* [Exercise requirements]
Among the entries below, find each line with "friendly" and show it.
═══ Data extract
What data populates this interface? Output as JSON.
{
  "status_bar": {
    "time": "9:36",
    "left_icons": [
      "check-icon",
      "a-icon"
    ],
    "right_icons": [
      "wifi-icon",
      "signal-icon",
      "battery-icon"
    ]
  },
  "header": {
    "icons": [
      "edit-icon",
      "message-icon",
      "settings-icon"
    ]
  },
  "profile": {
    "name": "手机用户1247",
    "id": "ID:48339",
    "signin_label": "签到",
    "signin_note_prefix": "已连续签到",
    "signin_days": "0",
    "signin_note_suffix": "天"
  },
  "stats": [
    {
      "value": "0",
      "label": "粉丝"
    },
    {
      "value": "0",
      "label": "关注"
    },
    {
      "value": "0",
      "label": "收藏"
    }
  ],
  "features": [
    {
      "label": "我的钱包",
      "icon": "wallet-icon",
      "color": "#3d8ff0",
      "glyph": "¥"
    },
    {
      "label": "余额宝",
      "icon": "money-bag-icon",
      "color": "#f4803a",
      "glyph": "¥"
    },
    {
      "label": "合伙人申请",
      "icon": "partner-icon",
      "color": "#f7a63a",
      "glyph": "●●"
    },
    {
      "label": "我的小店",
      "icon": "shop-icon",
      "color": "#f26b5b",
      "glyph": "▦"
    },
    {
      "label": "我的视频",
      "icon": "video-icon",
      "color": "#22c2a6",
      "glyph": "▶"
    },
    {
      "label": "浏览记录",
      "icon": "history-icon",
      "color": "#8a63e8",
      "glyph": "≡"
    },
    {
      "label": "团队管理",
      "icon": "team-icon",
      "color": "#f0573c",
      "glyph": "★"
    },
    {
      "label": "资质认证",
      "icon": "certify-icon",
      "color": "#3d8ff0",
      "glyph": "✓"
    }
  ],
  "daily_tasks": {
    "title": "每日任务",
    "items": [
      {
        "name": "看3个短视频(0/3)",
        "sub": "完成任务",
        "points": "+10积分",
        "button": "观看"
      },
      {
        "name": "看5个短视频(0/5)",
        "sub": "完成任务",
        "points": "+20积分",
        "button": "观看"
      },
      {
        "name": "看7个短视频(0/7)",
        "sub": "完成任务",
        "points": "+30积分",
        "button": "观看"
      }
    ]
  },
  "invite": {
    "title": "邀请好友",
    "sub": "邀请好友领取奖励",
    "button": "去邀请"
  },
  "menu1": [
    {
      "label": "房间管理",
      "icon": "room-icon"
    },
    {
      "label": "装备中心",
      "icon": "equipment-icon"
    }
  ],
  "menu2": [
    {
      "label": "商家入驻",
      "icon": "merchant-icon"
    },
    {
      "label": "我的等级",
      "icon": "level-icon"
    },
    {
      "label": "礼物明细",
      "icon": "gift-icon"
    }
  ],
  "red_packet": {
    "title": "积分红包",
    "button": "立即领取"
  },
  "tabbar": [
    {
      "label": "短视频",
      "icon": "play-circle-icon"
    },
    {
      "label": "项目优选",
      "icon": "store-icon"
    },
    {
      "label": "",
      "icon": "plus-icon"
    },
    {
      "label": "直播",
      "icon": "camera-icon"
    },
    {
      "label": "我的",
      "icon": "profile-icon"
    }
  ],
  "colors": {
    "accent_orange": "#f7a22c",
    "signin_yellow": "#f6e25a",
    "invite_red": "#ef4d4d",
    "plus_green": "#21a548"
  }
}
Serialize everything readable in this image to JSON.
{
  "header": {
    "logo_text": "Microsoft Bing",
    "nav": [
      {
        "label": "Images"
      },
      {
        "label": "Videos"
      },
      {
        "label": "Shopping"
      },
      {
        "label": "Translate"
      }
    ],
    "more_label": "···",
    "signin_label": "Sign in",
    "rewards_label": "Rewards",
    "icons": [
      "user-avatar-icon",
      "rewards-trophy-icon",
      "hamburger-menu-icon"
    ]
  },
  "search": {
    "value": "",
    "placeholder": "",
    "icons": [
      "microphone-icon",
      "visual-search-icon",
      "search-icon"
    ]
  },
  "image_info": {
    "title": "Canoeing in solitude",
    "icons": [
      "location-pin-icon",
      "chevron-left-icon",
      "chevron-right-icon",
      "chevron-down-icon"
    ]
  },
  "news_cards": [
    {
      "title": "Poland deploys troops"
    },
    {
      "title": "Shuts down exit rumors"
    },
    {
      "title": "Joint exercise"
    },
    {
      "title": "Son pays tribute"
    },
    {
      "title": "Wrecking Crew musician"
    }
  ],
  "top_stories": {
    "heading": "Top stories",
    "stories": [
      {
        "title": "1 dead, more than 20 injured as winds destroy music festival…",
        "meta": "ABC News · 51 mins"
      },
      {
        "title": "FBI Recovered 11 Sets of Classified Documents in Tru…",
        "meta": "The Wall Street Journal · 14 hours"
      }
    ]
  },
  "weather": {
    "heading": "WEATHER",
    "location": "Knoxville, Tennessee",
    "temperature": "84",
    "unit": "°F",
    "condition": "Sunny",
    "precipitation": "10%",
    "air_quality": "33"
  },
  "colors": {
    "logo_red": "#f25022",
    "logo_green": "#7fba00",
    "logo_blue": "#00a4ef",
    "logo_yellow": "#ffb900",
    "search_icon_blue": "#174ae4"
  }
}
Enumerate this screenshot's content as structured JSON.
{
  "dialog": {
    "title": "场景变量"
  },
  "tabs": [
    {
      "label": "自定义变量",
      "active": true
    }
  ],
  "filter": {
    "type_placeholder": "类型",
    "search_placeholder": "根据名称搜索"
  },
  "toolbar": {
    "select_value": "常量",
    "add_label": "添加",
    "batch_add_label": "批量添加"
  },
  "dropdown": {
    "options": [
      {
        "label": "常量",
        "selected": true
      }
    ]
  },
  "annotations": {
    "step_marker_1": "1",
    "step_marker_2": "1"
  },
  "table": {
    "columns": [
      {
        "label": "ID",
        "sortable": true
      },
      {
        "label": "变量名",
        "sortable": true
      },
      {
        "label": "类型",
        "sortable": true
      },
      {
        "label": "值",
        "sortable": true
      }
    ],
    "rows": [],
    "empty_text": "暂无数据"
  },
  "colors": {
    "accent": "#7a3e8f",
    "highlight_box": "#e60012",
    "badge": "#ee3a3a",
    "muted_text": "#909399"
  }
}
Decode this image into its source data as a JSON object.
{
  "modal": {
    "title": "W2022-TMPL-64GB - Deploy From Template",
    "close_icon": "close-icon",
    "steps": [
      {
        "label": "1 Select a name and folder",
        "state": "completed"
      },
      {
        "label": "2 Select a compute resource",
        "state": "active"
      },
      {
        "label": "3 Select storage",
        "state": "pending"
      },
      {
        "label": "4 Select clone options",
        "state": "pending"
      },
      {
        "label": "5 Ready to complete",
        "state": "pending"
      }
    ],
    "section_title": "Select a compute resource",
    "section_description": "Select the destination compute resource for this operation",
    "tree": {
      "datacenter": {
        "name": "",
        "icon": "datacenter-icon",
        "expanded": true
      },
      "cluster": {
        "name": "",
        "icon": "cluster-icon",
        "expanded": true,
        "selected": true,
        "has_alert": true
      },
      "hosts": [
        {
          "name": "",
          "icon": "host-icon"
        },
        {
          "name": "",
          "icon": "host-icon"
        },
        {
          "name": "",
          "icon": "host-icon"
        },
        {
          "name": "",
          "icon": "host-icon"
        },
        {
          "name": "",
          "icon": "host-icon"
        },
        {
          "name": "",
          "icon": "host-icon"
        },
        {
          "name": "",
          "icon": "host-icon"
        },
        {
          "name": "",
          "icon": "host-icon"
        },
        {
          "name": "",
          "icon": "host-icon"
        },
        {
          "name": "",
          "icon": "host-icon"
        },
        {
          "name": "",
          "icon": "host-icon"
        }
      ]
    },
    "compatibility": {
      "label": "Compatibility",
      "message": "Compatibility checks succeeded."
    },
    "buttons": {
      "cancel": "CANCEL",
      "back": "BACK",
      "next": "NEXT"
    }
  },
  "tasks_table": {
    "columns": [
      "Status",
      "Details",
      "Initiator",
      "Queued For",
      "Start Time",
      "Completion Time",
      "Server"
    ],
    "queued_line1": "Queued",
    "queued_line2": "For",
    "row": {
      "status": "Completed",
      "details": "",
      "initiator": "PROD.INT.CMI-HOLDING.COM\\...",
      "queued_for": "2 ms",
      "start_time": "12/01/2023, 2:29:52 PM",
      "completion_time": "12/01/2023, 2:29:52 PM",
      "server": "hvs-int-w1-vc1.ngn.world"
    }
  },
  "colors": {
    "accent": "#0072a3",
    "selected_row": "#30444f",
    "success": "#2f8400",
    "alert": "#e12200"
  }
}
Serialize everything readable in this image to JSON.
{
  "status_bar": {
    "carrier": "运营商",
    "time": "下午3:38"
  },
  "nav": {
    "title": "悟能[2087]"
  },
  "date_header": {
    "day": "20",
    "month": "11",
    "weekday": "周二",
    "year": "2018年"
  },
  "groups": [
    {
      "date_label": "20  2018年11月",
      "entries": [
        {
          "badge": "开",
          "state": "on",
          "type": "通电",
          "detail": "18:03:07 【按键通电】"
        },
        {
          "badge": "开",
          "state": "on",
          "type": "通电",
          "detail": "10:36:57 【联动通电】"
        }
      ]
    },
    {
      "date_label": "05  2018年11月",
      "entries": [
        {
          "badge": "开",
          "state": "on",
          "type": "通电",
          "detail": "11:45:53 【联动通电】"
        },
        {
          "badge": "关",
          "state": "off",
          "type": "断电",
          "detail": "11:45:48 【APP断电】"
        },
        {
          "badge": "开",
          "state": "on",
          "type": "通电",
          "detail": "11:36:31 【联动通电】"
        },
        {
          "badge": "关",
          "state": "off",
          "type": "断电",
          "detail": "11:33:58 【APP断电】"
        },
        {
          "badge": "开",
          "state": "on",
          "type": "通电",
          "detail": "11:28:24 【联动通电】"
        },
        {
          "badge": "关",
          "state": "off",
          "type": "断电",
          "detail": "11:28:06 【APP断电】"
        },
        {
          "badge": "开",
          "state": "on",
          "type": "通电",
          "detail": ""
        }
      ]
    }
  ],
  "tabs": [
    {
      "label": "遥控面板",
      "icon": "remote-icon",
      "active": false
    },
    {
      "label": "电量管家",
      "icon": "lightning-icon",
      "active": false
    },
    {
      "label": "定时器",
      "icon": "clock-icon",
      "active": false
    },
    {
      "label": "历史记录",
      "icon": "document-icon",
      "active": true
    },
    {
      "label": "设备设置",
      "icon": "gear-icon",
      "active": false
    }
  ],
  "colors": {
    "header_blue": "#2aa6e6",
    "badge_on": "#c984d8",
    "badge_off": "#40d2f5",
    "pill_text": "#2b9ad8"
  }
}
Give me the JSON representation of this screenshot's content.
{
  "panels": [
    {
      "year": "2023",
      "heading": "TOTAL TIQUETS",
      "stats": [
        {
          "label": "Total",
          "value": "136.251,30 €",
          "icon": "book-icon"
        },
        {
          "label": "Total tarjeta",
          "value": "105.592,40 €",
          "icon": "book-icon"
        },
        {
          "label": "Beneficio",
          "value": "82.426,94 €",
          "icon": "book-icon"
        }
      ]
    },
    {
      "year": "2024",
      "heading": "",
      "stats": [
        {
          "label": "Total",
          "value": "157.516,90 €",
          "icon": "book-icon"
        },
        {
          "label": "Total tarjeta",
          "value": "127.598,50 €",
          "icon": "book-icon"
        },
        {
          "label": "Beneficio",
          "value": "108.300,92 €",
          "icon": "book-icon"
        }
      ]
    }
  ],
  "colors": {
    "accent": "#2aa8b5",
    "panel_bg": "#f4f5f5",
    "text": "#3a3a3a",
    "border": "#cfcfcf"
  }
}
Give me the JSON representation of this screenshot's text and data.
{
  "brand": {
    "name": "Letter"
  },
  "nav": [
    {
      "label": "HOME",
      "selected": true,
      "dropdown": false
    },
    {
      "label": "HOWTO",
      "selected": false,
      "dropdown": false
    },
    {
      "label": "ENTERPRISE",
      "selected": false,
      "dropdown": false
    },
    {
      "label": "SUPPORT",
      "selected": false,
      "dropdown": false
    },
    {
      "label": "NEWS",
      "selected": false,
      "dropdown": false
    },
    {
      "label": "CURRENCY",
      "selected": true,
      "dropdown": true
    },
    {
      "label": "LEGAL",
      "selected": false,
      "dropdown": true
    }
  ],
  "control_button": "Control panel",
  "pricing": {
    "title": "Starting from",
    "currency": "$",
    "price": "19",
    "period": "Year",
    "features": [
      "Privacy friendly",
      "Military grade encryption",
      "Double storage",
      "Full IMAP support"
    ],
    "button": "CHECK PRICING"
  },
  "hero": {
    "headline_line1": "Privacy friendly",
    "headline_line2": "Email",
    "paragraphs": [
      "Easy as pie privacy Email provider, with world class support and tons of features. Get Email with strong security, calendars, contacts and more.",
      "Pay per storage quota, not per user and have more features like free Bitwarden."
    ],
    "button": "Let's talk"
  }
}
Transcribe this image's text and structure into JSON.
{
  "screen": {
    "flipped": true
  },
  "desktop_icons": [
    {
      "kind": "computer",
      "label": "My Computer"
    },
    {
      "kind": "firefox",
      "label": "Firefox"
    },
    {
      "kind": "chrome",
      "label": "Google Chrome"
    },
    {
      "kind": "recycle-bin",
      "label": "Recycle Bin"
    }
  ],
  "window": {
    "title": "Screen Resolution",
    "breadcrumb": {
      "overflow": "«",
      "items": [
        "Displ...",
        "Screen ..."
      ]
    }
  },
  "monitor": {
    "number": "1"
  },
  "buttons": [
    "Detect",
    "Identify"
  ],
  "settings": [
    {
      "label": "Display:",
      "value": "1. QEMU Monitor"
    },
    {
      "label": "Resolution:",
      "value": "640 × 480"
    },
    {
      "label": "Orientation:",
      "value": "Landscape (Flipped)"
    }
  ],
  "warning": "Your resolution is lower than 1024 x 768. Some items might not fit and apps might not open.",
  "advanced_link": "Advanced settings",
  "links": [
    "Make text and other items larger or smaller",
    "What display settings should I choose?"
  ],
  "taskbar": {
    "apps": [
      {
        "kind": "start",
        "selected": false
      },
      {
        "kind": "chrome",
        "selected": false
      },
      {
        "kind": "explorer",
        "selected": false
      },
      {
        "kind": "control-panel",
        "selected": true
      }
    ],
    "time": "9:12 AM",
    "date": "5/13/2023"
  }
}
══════
* [Solution for this problem]
      "Privacy friendly",
    "headline_line1": "Privacy friendly",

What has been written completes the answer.